Behrens, Susan J. "Clever Maids: The Secret History of the Grimm Fairy Tales." Research & Teaching in Developmental Education (Spring 2005). 11 Dec. 2007 http://articles. Ruth B. "Fairy-Tale Origins, Fairy-Tale Dissemination, and Folk Narrative Theory." ProQuest 47.3/4 (2006). ProQuest Multiple Databases. ProQuest. KVCC Lib., Kalamazoo, MI. 10 Dec. 2007 http://proquest. Sheldon. The Witch Must Die: How Fairy Tales Shape Our Lives. New York: Basic Books, 1999.
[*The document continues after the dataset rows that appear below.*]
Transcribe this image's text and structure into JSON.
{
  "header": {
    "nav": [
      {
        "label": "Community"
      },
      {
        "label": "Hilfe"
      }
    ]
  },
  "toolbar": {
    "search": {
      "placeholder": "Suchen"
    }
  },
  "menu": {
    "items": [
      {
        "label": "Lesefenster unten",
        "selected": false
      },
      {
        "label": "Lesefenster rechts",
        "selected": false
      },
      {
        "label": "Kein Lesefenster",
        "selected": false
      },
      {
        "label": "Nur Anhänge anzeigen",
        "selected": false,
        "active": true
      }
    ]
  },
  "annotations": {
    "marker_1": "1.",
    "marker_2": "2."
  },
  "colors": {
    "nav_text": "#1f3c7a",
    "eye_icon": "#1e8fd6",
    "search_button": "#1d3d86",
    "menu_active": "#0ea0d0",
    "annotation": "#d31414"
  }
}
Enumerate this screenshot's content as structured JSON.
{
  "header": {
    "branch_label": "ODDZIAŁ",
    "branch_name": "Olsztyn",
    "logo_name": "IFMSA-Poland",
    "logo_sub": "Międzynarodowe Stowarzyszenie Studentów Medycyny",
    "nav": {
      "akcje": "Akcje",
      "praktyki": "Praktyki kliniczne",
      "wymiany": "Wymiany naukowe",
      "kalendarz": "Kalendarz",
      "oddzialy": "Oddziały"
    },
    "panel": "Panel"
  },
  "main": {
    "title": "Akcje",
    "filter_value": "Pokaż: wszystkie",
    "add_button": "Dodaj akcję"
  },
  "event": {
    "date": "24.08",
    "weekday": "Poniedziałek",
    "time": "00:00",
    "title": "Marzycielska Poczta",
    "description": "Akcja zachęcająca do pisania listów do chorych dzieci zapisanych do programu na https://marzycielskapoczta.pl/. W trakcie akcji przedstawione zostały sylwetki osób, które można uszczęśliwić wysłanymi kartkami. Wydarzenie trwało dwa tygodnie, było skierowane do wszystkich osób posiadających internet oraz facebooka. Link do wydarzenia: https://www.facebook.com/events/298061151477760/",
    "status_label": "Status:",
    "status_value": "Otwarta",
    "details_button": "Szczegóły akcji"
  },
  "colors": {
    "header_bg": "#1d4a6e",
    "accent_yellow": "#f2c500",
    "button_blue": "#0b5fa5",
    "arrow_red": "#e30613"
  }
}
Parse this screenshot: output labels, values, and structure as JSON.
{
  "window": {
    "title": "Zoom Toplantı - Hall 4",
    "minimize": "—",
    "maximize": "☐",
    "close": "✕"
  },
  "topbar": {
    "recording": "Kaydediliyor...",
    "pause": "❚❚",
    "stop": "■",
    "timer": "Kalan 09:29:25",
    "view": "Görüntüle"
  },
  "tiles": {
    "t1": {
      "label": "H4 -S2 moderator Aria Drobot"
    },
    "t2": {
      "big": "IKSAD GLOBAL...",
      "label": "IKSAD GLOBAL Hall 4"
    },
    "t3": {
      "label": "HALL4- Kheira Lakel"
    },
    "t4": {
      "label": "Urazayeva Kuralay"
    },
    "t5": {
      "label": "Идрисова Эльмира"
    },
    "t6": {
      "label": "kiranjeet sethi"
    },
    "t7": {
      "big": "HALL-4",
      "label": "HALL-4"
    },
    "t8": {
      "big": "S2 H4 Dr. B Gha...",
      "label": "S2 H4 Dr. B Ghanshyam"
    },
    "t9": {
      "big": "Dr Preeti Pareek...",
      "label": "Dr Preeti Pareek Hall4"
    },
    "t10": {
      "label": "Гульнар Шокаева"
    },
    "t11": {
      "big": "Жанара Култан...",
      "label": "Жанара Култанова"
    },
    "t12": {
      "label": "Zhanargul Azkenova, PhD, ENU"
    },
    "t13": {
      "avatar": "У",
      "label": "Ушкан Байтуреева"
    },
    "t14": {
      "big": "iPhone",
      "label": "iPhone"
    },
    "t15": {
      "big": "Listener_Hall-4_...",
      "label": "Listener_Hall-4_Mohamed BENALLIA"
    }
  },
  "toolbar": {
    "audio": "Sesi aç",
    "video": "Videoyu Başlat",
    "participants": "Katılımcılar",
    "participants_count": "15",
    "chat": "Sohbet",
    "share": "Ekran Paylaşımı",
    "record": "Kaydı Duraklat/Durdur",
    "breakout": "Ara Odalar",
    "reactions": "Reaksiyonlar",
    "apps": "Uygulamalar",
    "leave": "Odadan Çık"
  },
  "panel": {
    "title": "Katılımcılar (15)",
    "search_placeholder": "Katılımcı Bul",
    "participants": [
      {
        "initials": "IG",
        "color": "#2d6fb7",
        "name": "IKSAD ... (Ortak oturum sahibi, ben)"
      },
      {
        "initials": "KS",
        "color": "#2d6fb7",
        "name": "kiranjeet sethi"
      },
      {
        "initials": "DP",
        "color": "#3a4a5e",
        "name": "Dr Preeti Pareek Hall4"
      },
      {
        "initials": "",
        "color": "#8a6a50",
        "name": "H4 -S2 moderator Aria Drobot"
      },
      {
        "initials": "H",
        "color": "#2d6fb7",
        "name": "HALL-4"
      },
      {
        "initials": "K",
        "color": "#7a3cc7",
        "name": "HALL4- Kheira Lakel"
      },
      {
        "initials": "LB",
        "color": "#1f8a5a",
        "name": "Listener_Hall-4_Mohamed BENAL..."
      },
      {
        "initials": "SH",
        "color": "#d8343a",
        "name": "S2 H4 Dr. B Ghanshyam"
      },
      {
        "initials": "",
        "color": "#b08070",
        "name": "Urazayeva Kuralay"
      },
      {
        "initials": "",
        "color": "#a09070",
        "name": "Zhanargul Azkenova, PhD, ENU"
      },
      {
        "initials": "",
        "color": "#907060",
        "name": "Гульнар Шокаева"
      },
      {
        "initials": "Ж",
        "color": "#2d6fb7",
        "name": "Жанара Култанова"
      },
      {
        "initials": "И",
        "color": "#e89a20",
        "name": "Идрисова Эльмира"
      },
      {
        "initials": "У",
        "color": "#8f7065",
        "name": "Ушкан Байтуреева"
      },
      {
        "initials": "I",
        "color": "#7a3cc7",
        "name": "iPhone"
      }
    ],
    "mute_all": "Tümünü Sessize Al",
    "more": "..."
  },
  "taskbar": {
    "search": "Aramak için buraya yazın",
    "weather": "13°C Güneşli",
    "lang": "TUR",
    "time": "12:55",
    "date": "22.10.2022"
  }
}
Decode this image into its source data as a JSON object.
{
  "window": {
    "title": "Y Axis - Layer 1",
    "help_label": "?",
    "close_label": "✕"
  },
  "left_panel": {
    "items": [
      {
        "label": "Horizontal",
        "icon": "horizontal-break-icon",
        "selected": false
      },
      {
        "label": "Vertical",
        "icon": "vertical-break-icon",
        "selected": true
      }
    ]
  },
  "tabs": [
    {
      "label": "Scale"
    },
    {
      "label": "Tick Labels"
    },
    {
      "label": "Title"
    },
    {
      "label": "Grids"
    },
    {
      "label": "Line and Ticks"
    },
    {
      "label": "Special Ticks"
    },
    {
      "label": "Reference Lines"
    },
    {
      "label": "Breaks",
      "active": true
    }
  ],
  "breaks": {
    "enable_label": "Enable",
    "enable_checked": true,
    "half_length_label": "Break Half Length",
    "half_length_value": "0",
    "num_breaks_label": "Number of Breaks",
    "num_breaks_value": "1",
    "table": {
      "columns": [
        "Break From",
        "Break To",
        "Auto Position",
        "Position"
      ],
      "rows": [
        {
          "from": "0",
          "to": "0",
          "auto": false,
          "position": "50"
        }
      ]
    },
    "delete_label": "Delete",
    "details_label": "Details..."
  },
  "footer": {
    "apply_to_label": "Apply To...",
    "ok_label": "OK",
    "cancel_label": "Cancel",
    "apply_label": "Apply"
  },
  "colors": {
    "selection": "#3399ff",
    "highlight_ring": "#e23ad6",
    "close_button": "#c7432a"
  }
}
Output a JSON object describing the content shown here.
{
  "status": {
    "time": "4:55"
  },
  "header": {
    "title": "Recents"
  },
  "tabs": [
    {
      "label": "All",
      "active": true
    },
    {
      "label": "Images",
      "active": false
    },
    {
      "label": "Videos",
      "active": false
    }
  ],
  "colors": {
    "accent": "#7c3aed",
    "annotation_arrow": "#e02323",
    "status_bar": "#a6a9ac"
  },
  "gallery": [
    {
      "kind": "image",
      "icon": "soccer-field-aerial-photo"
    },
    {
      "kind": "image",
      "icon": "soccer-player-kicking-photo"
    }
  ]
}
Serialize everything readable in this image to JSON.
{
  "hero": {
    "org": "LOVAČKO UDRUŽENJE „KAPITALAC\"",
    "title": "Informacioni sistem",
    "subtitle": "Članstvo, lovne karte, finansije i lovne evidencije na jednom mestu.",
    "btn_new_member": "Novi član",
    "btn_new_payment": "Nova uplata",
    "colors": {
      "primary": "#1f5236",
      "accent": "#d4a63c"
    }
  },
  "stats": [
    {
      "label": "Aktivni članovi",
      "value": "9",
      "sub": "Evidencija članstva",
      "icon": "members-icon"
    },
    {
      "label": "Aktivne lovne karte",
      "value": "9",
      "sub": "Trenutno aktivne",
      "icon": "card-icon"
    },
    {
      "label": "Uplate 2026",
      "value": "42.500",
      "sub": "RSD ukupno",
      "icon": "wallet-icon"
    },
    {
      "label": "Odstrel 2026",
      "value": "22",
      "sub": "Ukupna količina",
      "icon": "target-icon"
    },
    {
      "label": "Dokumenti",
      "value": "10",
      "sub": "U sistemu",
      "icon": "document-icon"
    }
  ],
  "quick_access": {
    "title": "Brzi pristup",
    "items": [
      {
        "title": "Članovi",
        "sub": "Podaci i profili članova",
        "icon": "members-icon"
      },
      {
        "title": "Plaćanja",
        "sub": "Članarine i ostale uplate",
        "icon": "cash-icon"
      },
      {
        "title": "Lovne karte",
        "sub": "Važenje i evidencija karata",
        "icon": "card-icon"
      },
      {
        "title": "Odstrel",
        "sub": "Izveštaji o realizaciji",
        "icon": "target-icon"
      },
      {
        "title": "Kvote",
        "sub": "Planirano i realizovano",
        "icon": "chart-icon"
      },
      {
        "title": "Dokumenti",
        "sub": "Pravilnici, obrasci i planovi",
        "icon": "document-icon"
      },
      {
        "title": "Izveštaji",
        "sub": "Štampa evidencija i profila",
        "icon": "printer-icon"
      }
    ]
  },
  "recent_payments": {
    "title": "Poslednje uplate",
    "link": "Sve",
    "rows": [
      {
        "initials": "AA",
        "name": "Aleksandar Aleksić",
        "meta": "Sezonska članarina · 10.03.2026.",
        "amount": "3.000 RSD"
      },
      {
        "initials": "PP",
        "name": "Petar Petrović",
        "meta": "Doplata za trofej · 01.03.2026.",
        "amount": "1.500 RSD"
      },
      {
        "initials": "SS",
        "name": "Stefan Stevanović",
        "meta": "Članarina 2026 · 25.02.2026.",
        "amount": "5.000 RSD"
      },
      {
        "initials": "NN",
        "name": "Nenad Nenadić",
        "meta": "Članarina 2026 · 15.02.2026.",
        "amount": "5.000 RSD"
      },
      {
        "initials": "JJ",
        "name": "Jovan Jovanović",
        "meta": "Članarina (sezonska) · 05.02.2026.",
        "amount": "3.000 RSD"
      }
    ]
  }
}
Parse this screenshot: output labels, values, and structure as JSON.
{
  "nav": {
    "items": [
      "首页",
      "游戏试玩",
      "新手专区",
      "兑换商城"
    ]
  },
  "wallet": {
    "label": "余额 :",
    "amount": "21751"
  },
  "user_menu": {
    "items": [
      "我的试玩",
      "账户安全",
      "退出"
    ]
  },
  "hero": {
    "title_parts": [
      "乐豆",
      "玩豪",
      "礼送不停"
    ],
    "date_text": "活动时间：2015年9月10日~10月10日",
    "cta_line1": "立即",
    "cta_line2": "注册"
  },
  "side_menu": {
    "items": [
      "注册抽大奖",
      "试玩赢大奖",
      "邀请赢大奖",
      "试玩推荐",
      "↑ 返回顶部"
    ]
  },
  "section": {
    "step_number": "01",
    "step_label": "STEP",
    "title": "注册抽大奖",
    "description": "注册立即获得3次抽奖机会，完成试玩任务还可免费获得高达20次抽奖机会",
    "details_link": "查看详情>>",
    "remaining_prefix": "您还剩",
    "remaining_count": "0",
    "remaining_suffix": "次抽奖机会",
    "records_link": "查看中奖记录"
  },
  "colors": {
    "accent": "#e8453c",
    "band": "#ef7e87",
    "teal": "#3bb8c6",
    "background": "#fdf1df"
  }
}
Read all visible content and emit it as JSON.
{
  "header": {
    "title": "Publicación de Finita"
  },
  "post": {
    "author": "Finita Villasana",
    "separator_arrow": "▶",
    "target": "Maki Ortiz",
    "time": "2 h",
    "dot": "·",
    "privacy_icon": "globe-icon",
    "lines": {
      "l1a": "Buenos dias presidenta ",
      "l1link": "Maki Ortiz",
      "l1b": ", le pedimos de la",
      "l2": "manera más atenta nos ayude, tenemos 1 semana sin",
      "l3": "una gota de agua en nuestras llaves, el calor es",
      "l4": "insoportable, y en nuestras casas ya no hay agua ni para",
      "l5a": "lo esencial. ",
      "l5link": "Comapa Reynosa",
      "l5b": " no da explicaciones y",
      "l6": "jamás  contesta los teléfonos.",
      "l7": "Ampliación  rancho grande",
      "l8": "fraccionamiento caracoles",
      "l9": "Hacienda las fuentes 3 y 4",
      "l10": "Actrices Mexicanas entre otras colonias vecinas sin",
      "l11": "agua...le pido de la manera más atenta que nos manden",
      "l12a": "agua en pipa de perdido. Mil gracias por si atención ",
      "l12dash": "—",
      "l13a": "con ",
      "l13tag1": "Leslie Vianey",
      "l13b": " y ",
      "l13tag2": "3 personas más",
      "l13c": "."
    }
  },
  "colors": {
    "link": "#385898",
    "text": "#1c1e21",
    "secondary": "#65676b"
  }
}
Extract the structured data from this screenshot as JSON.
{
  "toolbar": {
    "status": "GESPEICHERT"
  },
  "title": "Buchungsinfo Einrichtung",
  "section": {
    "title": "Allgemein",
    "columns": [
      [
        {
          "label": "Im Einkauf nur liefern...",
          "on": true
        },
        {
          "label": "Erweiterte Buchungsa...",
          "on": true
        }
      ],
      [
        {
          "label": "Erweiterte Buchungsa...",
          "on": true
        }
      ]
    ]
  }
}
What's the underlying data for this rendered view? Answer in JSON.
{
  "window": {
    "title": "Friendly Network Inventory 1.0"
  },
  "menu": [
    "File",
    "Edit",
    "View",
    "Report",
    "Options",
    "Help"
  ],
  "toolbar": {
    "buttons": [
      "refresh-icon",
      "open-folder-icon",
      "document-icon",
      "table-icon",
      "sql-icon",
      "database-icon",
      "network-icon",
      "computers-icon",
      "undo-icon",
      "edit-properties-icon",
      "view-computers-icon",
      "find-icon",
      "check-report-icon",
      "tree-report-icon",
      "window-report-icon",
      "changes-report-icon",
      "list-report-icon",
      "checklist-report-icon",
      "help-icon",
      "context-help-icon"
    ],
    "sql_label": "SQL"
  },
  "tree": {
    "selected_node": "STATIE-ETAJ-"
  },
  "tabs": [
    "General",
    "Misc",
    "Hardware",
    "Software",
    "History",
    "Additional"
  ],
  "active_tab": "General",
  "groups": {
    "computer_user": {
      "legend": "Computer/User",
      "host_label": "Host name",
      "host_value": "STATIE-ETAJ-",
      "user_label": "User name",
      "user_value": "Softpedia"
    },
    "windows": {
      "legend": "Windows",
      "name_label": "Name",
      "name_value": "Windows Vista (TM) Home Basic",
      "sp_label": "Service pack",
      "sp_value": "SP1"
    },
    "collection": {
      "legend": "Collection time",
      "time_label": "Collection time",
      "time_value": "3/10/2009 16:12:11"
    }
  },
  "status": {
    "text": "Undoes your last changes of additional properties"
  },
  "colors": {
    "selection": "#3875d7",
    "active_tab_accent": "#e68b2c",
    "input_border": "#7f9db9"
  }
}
Dieckmann, Hans, Bruno Bettleheim, and Boris Matthews. Twice-Told Tales: The Psychological Use of Fairy Tales. Wilmette, Ill: Chiron Publications, 1986. Bruno Bettleheim: Introduction Boris Matthews: Translation

"Fairy Tales." Encyclopedia Americana Volume 10. 2003.

Heiner, Heidi Anne. SurLaLune Fairy Tales. 7 July 2007. 11 Dec. 2007 Carl, John McNamara, and John Lindow. "Fairy Tales." Medieval Folklore: An Encyclopedia of Myths, Legends, Tales, Beliefs, and Customs. 2000.

Summer, Edward. "Fairy Tales: Film, Photos, Fantasies, and the Child Within Us."

Skeptical Inquirer 1 Jan. 1998. 10 Dec. 2007 http://articles. Maria. The Hard Facts of the Grimms' Fairy Tales. N.p.: Princeton University Press, 1987.

Youngs, Jonathan. "Once Upon A Time: How Fairy Tales Shape Our Lives." The Center for Story and Symbol. 11 Dec. 2007


Hey! You made it to the end!

And God said, Let there be brownies.